The APJ Threat Landscape -Why Employees Might Be Your Best Defence
Recent years have seen something of a return to normality for organisations around the world. As the pandemic disruption subsides, staff and security teams are much more comfortable in hybrid and remote working.
Unfortunately, cybercriminals are very comfortable in this environment, too. With a much larger and more disparate attack surface before them, many have honed their skills, developing increasingly targeted and creative ways to infiltrate networks, compromise identities and expose data.
Such is their success that Proofpoint's State of the Phish Report 2023 found eight in ten organisations globally experienced at least one successful email phishing attack last year. And the picture here in the Asia Pacific and Japan (APJ) region is not much brighter.
Australian organisations reported the highest rate of phishing incidents, with 94% experiencing an attack. Meanwhile, despite reporting the fewest phishing incidents, 64% of Japan's organisations still suffered the same fate.
Of course, there is little the region's security teams can do to stop tenacious cybercriminals targeting their organisations with phishing, ransomware, and other common threats. But with these attacks increasingly focusing on people rather than infrastructure, much more can be done to equip users to keep them at bay.
Understanding the APJ threat landscape
Any effective cyber defence strategy must be tailored to the threats that users are most likely to face. And while incidence rates differ slightly from country to country, here in the APJ region, phishing, Business Email Compromise (BEC), ransomware, and supply chain attacks lead the way.
Australia is in the crosshairs of cyber criminals more than most on all four counts. As well as almost 100% of its businesses seeing phishing attempts, 90% of those surveyed also experienced BEC, 86% were hit with ransomware, and 80% reported a supply chain attack.

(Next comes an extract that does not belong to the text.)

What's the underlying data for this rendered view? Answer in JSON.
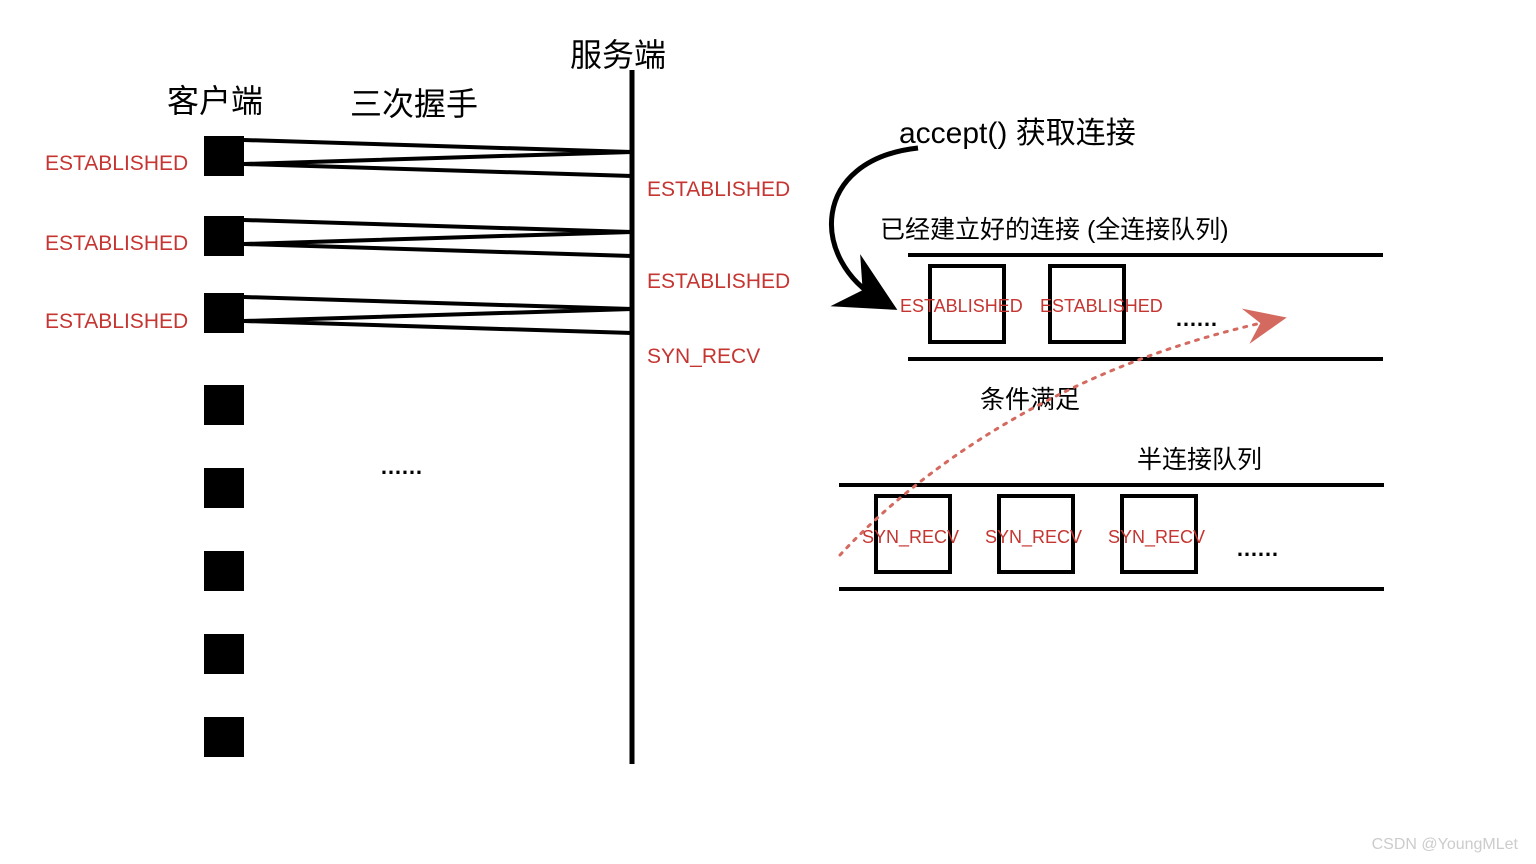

As the region's largest and most digitally mature market, Australia seeing common threats in greater numbers is by no means surprising. That English remains the most popular language for email-based attacks, only compounds matters further.
At the other end of the scale, South Korean organisations report the lowest prevalence of the four most common attacks: Phishing (56%), BEC (52%), ransomware (66%), and supply chain (52%). Meanwhile, Singapore and Japan take second and third billing across the board.

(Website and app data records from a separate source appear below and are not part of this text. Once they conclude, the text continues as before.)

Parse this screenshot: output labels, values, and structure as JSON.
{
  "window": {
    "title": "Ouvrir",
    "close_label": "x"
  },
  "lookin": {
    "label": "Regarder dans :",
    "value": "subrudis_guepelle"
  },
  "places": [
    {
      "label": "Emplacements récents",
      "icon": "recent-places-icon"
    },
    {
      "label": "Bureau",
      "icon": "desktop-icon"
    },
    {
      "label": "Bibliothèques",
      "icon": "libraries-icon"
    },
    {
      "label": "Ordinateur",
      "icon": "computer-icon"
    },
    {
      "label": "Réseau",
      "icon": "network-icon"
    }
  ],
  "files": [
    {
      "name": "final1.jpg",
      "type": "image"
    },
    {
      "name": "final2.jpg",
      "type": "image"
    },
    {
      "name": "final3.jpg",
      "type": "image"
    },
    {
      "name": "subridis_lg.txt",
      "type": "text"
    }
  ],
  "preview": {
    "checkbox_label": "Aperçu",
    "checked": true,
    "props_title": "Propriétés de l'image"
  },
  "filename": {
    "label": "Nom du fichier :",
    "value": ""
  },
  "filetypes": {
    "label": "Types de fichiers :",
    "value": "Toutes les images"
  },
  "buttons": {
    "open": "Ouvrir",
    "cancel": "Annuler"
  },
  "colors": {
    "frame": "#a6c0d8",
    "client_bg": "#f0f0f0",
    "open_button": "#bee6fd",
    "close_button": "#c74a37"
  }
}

While the language barrier certainly plays a part here, too, attitudes around corporate culpability are also likely to have an impact. In some areas within the APJ region, it may be less culturally acceptable to admit to a security breach, leading to underreporting.
Whatever the facts behind the figures, one thing is clear. Businesses throughout Australia, Japan, Singapore, and South Korea face a barrage of increasingly sophisticated people-focused attacks. Any effective defence must, therefore, put people at its heart. But are users up to the task?

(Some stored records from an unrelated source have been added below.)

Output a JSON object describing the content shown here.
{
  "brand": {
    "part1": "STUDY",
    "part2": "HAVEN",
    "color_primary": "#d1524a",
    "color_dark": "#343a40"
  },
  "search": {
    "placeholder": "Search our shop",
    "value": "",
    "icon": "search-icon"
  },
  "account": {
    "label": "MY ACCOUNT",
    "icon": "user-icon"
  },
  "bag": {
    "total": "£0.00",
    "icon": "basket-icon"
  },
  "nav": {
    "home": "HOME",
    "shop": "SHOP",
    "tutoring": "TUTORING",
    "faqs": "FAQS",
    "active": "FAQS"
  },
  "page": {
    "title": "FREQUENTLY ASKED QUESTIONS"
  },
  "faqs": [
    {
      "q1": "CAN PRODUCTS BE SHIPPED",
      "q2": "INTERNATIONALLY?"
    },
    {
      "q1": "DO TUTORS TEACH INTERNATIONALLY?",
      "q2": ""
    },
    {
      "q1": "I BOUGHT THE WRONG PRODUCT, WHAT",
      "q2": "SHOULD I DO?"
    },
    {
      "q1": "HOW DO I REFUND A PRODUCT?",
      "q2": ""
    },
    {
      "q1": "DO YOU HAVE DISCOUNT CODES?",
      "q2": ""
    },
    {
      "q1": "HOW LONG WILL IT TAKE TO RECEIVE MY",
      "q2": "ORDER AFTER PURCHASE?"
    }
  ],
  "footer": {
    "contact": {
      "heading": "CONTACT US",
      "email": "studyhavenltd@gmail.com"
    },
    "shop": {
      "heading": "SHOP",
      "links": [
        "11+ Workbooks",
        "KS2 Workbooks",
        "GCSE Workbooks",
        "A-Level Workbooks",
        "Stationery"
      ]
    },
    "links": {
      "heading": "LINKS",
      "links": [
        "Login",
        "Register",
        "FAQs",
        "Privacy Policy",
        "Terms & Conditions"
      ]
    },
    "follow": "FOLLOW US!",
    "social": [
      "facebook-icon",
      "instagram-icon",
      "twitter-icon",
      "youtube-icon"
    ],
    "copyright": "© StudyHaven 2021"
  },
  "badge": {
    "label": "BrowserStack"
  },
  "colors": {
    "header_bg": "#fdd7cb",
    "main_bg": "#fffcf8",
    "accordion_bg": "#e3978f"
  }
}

Plugging the awareness gap
While technological protections form a fundamental part of any cyber strategy, no tool is infallible. When threats do breach your perimeters – and they will – your people quickly become the last barrier standing between a cybercriminal and your networks, systems, and data.
The good news is the APJ's people perimeter may be better equipped for the job than many others around the world. Users in the region demonstrated a greater understanding of common cybersecurity terminology than the global average.
Almost two-thirds (65%) correctly defined phishing, with 48% understanding ransomware and 66% familiar with malware. Globally, these figures were 58%, 40%, and 69%, respectively.
But despite the positives, this leaves anywhere between 35% and 52% of your last line of defence unaware of the most common attacks they are likely to face. And when we dig deeper into training programmes across the region, it's not difficult to see why so many are found wanting.
In terms of scope, Australia and South Korea head the pack with 67% and 66%, respectively, conducting awareness training with every member of their organisation. Singapore (54%) and Japan (44%) fall below the global average of 56%.
Training should absolutely be tailored and targeted at those most at risk. However, with cybercriminals always on the lookout for new ways into your organisation, it's vital that everyone, at all levels, is taught how to stop them in their tracks.
Building a people-centric defence
While the threat landscape shares many similarities across the world, this year's State of the Phish Report makes clear that each country faces specific challenges within it. Challenges arise for several reasons, be it cultural differences, language barriers or propensity to conduct companywide training.
The only way to protect people and defend data in such a nuanced environment is to develop a cyber strategy tailored to real-life threats and user risk. This starts by determining who in your organisation is most exposed to attack, whether due to access privileges, job role or poor security awareness.
From here, you can put protections in place where they are needed most. As well as tools and technological barriers, this tailored defence must include regular, comprehensive security training in context with the threats of the day.
The more your users know about the attacks they face, how they will encounter them and their role in defending against them, the better placed they are to protect your organisation. The result is an ingrained workplace security culture – where best practice becomes the norm rather than an aim.